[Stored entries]
----------

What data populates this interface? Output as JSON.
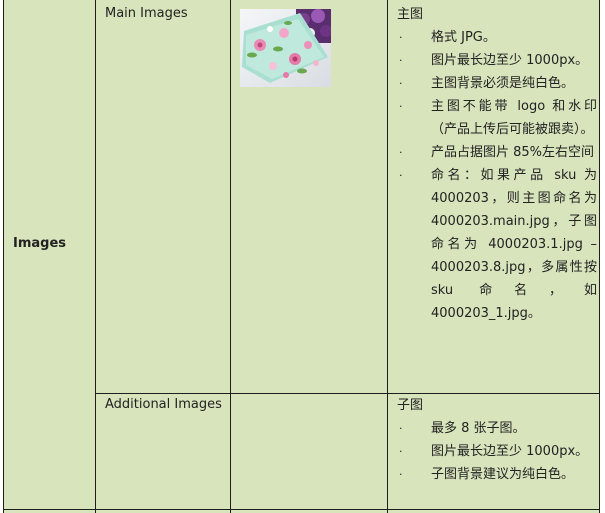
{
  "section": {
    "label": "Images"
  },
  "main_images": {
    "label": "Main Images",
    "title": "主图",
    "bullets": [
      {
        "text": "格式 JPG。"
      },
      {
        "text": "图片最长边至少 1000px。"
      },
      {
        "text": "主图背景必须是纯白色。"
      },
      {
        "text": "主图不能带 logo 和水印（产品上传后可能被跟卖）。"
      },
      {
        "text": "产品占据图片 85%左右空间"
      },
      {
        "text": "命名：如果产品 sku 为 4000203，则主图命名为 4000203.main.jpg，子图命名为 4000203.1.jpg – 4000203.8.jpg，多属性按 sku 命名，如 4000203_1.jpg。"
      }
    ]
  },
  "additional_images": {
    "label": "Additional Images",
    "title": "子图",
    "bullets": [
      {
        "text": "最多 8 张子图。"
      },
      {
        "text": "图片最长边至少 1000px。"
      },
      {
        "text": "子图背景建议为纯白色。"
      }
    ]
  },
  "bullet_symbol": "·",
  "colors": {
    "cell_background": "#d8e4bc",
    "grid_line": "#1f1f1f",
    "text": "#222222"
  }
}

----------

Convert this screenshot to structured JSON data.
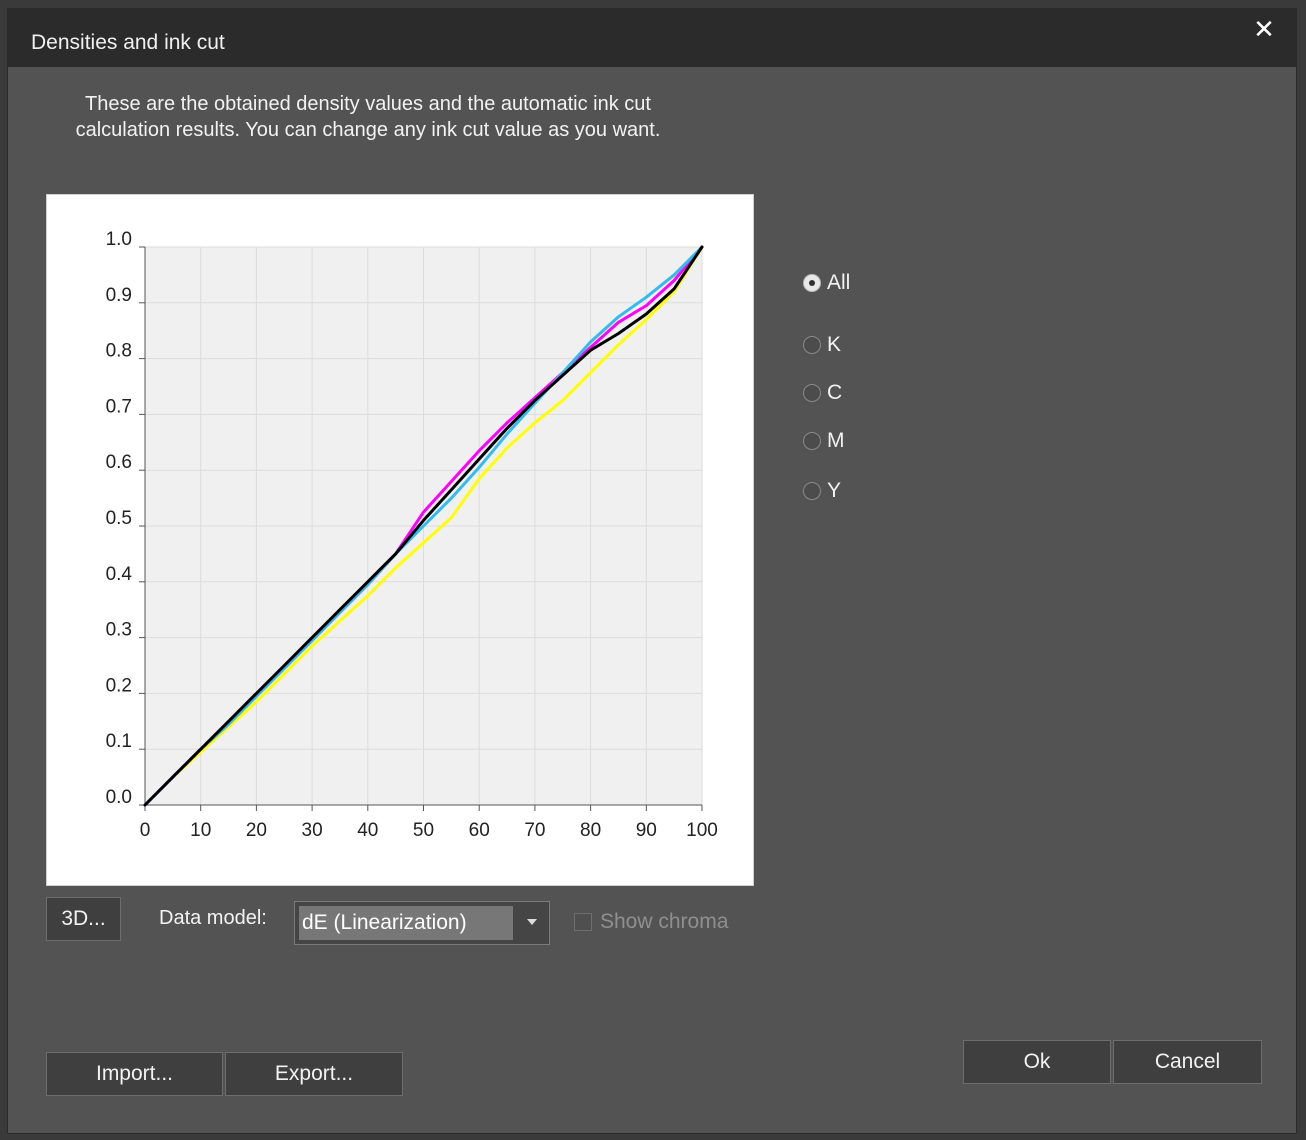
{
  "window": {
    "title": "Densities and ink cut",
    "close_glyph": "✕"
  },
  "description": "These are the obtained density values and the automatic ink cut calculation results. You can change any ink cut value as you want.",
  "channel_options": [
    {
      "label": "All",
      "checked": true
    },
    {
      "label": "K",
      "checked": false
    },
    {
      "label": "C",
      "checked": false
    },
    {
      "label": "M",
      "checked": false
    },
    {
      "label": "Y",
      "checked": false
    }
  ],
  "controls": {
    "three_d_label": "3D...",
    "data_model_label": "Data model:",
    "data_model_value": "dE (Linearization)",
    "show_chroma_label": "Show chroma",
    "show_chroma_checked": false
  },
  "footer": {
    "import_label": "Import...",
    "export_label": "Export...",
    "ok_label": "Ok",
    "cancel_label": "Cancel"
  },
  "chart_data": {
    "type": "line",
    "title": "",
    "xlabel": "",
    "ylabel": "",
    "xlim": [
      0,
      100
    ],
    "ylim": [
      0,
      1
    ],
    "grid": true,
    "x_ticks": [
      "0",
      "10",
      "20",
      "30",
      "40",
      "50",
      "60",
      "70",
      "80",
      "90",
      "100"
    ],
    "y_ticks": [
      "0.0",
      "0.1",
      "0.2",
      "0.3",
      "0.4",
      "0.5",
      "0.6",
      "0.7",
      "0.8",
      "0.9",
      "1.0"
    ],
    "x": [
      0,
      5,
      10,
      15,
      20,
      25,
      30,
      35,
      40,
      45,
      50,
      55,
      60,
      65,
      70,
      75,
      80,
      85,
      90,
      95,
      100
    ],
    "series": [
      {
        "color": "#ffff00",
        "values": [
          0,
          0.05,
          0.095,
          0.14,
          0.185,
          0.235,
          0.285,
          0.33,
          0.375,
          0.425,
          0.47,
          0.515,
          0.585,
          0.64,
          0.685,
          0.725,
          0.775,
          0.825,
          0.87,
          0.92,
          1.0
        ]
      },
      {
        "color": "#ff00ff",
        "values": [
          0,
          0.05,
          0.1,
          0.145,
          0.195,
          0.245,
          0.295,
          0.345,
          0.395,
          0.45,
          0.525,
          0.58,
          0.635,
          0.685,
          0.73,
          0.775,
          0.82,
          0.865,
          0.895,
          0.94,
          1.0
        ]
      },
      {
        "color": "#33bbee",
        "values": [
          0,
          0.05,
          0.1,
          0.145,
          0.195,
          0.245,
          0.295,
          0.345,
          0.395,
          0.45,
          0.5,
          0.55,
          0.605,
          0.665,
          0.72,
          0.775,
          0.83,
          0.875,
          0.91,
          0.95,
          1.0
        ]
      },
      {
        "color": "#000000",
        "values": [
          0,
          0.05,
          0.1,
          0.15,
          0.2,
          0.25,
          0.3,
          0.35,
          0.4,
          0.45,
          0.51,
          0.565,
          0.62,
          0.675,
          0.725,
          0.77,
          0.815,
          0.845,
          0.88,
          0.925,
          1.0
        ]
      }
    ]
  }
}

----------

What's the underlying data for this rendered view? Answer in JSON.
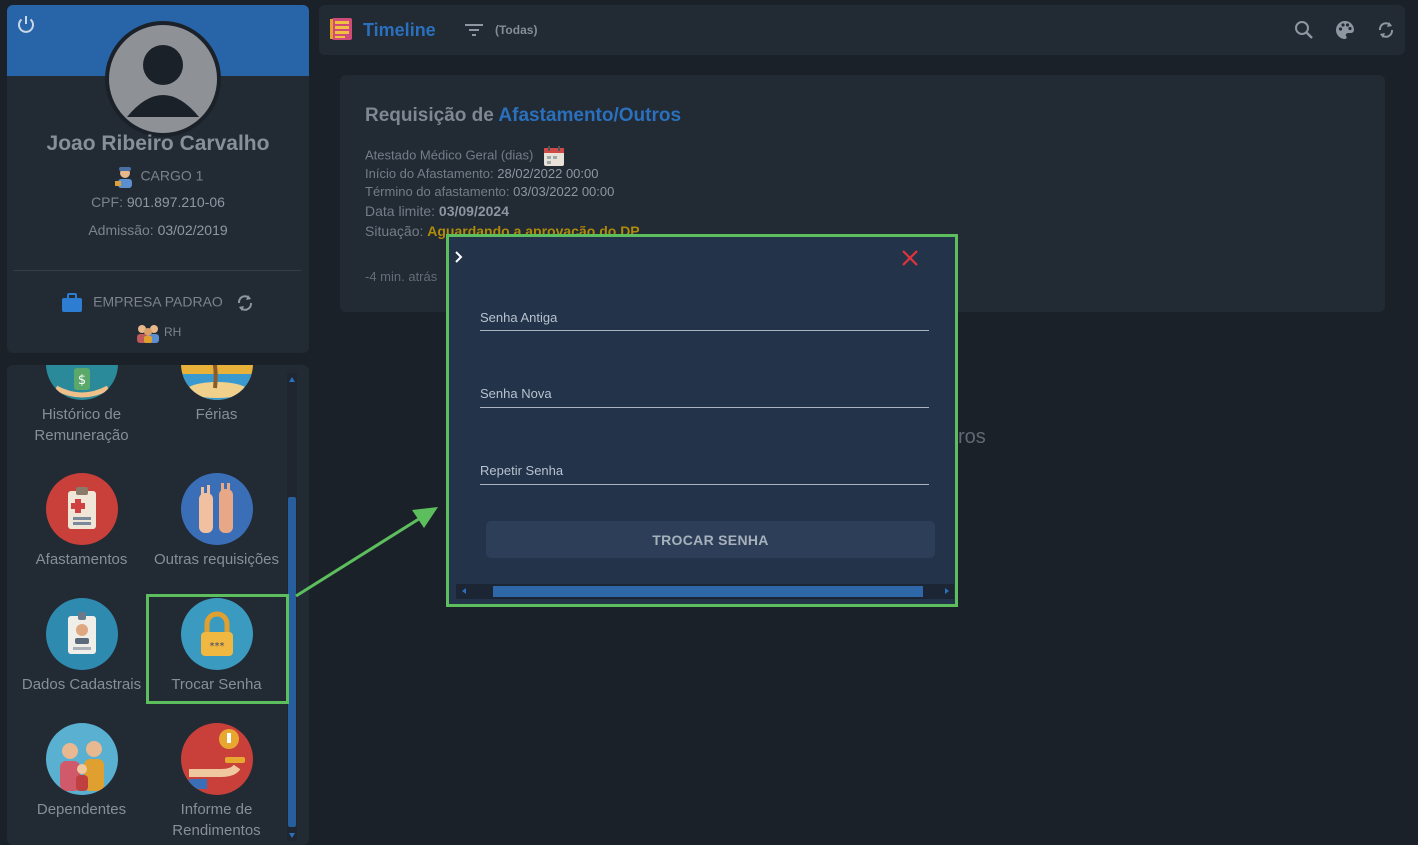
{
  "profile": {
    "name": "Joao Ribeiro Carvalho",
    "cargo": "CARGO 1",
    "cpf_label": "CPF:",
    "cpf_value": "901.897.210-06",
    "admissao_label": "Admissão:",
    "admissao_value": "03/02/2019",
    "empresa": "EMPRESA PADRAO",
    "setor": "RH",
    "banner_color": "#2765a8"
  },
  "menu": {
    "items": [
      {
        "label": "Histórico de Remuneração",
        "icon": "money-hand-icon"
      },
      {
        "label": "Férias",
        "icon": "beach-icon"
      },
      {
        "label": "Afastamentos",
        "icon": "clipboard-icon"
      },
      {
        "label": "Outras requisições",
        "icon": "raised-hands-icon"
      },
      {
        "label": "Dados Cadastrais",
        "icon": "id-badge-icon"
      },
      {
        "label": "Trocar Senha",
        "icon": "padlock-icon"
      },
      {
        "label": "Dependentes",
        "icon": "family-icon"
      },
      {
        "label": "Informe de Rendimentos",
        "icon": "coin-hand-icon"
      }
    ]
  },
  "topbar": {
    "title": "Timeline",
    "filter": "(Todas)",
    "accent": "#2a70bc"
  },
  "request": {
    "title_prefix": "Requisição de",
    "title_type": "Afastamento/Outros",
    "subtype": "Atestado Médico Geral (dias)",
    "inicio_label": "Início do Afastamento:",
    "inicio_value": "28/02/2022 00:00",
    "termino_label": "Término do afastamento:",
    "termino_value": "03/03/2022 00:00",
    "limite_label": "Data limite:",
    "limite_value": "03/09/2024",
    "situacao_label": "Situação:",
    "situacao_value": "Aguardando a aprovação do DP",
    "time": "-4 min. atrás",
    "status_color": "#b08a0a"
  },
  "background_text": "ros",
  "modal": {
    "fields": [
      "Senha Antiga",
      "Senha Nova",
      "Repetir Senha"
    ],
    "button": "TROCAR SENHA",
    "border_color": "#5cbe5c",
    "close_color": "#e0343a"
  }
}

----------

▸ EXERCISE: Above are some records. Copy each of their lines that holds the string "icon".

▸ EXERCISE RESULT:
        "icon": "money-hand-icon"
        "icon": "beach-icon"
        "icon": "clipboard-icon"
        "icon": "raised-hands-icon"
        "icon": "id-badge-icon"
        "icon": "padlock-icon"
        "icon": "family-icon"
        "icon": "coin-hand-icon"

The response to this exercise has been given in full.